Assigned task: Reproduce word for word the line that contains "What data populates" and each line that follows it, stopping after the final line of the material.

Data for review:

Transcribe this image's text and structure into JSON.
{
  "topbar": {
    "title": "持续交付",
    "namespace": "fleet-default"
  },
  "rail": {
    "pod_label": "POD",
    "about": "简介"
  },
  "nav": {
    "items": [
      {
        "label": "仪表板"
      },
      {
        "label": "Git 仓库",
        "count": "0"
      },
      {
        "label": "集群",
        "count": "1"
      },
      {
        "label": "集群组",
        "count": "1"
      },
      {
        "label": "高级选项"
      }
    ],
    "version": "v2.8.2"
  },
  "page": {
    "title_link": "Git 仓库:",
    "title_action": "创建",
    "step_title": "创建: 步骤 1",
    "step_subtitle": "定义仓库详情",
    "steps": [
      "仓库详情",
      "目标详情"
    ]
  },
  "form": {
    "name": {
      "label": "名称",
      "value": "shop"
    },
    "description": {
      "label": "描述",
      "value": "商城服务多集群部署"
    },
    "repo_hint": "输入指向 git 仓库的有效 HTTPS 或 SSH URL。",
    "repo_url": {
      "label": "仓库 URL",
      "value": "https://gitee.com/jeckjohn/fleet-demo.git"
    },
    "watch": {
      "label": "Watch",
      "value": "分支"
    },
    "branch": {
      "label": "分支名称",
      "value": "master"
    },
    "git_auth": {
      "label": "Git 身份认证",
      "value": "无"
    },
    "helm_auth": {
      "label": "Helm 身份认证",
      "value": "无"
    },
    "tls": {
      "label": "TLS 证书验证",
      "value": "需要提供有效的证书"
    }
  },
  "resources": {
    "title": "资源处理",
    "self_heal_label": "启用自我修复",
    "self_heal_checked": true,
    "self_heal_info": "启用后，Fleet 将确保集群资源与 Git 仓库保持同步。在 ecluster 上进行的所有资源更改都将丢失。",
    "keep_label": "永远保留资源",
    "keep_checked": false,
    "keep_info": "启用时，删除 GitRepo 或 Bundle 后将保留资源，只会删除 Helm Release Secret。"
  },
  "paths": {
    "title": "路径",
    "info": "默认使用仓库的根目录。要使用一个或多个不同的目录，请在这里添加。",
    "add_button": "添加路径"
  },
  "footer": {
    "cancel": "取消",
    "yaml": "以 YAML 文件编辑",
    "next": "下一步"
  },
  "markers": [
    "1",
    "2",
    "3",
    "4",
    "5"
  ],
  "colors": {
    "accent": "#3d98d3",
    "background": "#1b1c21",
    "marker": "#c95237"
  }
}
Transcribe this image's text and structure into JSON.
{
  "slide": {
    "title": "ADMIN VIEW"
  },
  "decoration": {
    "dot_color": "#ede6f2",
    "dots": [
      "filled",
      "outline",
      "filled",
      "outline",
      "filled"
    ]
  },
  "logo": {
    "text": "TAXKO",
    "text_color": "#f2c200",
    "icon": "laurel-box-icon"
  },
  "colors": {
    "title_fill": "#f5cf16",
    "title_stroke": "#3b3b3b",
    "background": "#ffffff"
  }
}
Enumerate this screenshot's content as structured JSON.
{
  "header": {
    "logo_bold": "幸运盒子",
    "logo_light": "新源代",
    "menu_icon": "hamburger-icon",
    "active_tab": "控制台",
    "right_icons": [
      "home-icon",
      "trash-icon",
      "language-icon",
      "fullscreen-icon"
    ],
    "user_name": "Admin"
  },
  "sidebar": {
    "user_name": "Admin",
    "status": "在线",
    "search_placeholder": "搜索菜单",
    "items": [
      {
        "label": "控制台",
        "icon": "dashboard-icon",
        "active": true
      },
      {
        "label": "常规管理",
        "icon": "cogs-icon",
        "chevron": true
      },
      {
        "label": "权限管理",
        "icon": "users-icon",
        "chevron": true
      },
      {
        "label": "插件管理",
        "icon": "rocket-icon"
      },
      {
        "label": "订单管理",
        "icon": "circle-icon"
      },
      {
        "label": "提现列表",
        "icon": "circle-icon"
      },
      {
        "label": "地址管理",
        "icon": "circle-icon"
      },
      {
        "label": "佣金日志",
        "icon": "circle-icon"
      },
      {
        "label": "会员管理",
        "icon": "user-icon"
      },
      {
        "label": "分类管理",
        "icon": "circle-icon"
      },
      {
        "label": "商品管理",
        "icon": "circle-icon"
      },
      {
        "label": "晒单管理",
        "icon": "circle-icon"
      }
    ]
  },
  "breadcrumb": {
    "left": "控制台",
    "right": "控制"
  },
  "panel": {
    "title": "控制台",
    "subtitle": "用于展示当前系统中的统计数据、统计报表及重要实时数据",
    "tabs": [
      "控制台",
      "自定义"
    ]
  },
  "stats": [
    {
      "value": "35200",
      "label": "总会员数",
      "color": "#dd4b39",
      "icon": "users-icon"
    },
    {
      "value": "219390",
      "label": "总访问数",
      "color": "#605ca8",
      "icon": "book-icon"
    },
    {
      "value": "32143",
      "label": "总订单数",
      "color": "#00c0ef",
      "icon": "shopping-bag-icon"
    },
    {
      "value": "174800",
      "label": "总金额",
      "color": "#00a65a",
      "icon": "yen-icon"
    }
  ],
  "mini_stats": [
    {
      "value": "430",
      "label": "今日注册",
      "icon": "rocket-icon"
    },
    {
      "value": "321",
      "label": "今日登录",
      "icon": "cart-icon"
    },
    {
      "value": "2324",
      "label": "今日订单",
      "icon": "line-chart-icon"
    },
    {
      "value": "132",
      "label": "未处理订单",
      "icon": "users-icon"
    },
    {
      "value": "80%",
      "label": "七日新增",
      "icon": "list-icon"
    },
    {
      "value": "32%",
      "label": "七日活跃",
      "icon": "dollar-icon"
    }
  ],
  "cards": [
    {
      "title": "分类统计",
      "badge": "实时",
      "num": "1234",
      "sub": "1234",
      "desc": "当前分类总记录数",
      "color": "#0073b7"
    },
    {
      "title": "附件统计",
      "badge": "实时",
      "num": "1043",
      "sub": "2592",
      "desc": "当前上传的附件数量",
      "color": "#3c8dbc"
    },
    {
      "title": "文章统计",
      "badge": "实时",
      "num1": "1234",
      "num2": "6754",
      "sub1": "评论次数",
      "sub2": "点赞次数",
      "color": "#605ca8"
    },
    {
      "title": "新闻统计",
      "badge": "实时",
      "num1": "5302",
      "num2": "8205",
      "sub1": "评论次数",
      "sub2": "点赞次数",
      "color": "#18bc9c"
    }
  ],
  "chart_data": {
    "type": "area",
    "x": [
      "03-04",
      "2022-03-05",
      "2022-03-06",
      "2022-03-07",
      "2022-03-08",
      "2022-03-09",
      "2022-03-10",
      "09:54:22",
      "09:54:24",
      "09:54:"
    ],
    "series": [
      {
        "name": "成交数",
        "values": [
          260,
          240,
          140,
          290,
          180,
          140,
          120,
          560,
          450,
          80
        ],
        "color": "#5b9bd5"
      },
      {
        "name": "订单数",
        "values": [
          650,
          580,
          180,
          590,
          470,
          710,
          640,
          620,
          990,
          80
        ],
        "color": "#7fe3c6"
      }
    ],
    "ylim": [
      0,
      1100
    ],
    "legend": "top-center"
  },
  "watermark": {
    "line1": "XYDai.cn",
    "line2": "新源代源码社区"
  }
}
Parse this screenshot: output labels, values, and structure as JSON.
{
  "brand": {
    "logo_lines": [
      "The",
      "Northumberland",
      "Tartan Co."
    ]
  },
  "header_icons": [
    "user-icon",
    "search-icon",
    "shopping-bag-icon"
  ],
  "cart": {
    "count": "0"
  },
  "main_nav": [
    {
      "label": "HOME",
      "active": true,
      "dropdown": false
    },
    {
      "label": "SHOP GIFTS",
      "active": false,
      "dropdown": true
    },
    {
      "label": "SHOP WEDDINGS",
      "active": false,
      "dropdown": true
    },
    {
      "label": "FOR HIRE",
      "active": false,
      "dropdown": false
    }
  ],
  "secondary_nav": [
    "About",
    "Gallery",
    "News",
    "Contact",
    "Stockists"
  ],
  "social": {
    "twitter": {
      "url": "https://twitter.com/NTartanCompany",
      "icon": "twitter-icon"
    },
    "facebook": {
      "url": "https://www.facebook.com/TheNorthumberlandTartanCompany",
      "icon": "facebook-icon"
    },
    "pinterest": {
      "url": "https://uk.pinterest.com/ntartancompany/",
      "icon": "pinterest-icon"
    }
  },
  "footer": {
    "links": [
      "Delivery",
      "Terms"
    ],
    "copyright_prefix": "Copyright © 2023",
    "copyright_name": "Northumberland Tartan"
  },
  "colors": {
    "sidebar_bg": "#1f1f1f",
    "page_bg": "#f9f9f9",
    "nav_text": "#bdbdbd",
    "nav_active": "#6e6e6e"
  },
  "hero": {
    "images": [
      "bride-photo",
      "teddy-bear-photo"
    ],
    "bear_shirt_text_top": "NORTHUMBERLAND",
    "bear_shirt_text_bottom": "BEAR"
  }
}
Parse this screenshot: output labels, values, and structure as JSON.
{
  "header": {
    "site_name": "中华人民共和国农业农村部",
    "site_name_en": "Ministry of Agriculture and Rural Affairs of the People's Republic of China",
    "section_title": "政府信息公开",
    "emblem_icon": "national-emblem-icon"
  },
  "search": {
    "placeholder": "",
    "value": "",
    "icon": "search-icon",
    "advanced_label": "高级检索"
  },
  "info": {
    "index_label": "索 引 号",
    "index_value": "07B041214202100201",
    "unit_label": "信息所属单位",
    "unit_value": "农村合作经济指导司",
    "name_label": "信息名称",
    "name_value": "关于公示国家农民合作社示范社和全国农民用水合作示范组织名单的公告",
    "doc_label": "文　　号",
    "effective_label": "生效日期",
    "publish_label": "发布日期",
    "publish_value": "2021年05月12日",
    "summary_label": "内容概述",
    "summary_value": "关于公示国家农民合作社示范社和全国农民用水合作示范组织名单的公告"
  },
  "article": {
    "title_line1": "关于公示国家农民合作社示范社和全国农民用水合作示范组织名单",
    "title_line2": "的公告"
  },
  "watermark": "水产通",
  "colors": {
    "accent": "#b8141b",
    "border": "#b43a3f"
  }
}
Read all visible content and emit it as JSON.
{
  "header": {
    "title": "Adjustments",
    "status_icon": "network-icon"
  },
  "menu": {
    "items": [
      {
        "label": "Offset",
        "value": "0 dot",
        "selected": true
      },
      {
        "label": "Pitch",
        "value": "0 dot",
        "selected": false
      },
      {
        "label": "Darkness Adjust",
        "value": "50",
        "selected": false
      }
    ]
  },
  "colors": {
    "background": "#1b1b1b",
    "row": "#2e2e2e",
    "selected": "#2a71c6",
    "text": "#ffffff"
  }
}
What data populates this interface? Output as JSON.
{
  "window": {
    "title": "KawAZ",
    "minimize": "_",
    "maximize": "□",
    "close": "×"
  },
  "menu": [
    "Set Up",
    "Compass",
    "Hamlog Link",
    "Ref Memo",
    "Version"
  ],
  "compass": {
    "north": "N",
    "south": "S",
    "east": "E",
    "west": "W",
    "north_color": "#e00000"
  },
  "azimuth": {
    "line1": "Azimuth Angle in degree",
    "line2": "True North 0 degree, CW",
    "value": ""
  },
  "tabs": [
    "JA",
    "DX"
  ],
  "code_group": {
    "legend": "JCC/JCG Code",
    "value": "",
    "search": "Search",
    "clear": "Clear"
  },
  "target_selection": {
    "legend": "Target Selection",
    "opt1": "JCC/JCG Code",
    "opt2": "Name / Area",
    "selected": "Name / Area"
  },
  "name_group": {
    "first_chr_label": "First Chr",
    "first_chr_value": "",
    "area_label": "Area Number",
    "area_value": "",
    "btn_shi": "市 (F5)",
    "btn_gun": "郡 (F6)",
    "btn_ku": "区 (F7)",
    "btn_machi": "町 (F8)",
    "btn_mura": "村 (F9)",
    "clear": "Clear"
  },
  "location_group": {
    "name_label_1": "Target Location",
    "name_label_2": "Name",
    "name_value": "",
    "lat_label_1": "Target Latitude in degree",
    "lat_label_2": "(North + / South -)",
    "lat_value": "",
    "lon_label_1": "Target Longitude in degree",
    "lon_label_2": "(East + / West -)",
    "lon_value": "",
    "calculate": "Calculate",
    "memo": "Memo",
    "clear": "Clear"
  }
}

Solution to this task:
What data populates this interface? Output as JSON.
{
  "window": {
    "title": "KawAZ",
    "minimize": "_",
    "maximize": "□",
    "close": "×"
  },
  "menu": [
    "Set Up",
    "Compass",
    "Hamlog Link",
    "Ref Memo",
    "Version"
  ],
  "compass": {
    "north": "N",
    "south": "S",
    "east": "E",
    "west": "W",
    "north_color": "#e00000"
  },
  "azimuth": {
    "line1": "Azimuth Angle in degree",
    "line2": "True North 0 degree, CW",
    "value": ""
  },
  "tabs": [
    "JA",
    "DX"
  ],
  "code_group": {
    "legend": "JCC/JCG Code",
    "value": "",
    "search": "Search",
    "clear": "Clear"
  },
  "target_selection": {
    "legend": "Target Selection",
    "opt1": "JCC/JCG Code",
    "opt2": "Name / Area",
    "selected": "Name / Area"
  },
  "name_group": {
    "first_chr_label": "First Chr",
    "first_chr_value": "",
    "area_label": "Area Number",
    "area_value": "",
    "btn_shi": "市 (F5)",
    "btn_gun": "郡 (F6)",
    "btn_ku": "区 (F7)",
    "btn_machi": "町 (F8)",
    "btn_mura": "村 (F9)",
    "clear": "Clear"
  },
  "location_group": {
    "name_label_1": "Target Location",
    "name_label_2": "Name",
    "name_value": "",
    "lat_label_1": "Target Latitude in degree",
    "lat_label_2": "(North + / South -)",
    "lat_value": "",
    "lon_label_1": "Target Longitude in degree",
    "lon_label_2": "(East + / West -)",
    "lon_value": "",
    "calculate": "Calculate",
    "memo": "Memo",
    "clear": "Clear"
  }
}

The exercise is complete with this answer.